Many recipes for pies, crisps, crumbles, etc. call for the apple to be peeled before cooking as even when cooked, it can sometimes still be a little tough. Overall, the skin is edible though – read about cooking with skins in my article Do You Have To Peel Apples To Cook Them?

Nutritionists have found that apple skins contain a lot of nutrients including one group that is of great benefit to us, polyphenols. These natural plant chemicals are a great source of antioxidants and the apple skin contains around two and a half times as many as in the flesh on its own.

So if you’re tucking into raw apples, either of the cooking or eating variety, it’s best to leave the skin on for nutrition. Just make sure you wash the fruit thoroughly and discard any skin or flesh that’s damaged or bruised.

And if you’re cooking your apples, try leaving the peel on for a more rustic outcome for once. You may prefer it that way and it will be healthier for you. Try my 10 tasty ways to eat stewed apples.

Is A Granny Smith A Cooking Apple?

Granny Smiths are crisp with a very tart taste making them a truly all-purpose cooking apple. Cook them alone or pair them with sweeter apples for great-tasting pies, crumbles, or crisps.

In the United States, Granny Smith is the most popular variety of cooking apple, similar to Australia where it originated. Although the Granny Smith can be seen as an all-rounder as you can eat it raw too.

In the UK the Bramley apple is by far the most popular cooking apple but Granny Smith apples are also common in the UK and Europe.

The Granny Smith gets its name from the lady who discovered this particular cultivar in 1868, Maria Ann Smith. Having emigrated to Australia in 1839 she purchased a small orchard in New South Wales around 1855. 

Maria had eight children and became known locally as “Granny” Smith in her later years. The new species discovered in their orchard was fondly named after her.

The apple can be picked from March and stored till November making it ideal for long-term storage. In the right conditions, it will last as long as a year without much degradation!

Other popular cooking apple varieties in the United States include:

Jonathans – quite tart with a slightly spicy flavor. Holds its shape well when baked and is also great eaten raw in salads.

Rome – usually glossy red with a rounded shape. Thick skin and firm flesh make this an ideal culinary apple although is not as tart as some other cooking apples.

How To Identify Cooking Apples

If you’ve got a mixed pile of apples in your fruit bowl that you bought at the store, how do you tell which ones are best for eating and which for cooking? 

Of course, the best way is to taste one as we know that most cooking varieties usually have a very tart, sour flavor. Another simple rule of thumb is that culinary apples are usually bigger with a thicker skin so you can usually tell just from looking at them.

You could also try searching for the visual apple guide that can help you identify most types of apples.

Conclusion

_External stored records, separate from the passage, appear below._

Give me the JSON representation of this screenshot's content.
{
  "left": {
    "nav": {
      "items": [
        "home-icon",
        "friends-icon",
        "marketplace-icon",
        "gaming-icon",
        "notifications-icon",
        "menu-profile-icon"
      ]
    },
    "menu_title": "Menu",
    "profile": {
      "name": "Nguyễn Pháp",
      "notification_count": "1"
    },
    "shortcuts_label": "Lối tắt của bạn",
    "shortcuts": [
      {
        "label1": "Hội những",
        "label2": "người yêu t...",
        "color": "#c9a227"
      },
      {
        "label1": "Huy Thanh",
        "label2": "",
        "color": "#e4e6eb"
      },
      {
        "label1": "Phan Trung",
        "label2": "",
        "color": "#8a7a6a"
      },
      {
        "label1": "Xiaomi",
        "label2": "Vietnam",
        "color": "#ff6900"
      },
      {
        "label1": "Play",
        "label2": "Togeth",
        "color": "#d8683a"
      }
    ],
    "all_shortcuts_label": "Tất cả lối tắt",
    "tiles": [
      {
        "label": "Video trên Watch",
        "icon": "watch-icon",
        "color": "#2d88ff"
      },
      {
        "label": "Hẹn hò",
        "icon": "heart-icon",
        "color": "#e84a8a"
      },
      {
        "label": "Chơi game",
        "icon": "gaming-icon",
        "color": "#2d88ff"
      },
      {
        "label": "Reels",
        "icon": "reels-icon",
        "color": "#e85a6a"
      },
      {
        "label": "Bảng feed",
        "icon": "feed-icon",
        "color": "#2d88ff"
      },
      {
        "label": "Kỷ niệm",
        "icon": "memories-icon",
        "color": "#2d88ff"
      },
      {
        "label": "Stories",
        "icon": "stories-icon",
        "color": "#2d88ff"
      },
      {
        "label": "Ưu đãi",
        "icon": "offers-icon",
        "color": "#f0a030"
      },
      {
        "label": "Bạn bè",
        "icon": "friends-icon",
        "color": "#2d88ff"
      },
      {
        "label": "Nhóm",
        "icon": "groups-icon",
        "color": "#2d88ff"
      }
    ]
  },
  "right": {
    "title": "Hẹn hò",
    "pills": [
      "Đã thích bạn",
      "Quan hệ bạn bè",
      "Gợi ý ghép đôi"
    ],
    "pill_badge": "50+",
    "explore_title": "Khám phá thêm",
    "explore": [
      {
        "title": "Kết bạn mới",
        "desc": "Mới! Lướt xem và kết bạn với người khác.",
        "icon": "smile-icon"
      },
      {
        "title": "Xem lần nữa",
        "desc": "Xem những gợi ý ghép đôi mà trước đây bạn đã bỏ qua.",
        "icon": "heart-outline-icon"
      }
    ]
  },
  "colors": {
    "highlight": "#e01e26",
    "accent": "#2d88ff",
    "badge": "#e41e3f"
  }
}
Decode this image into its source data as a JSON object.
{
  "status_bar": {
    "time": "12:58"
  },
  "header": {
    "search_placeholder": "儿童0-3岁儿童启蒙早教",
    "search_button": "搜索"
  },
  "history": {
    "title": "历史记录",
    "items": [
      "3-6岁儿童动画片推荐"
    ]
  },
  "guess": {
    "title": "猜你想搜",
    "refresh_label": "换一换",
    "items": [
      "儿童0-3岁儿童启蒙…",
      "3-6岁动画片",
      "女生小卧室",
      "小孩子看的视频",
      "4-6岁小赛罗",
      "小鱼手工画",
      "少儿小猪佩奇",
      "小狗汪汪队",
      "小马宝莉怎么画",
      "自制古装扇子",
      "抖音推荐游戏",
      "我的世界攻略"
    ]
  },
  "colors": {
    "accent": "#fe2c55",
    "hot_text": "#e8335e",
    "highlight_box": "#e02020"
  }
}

I hope I’ve answered all your questions about whether you can eat cooking apples raw, it’s certainly been fun researching more about them!

I think the main thing to take away is that as long as you wash your apples and discard any damaged bits before eating them you will be fine.

Yes, cooking apples usually have a very tart or sour taste but if you don’t mind that then there’s no reason you can’t munch on one as a snack.

Just don’t eat too many in one go, especially if you’re not used to eating them raw as you may end up with indigestion or even an upset stomach. That should soon pass though and most people don’t suffer any bad symptoms.

For me, I would rather use my cooking apples as the filling for a pie or crumble. With so many health benefits, make sure you include apples in your diet however you like eating them! 

Tom

Hey, I'm Tom. I set up Boss The Kitchen to start answering the thousands of questions people have while cooking. For me, the kitchen is my happy place and I hope to help other people with the knowledge I've gained along the way.

Recent Posts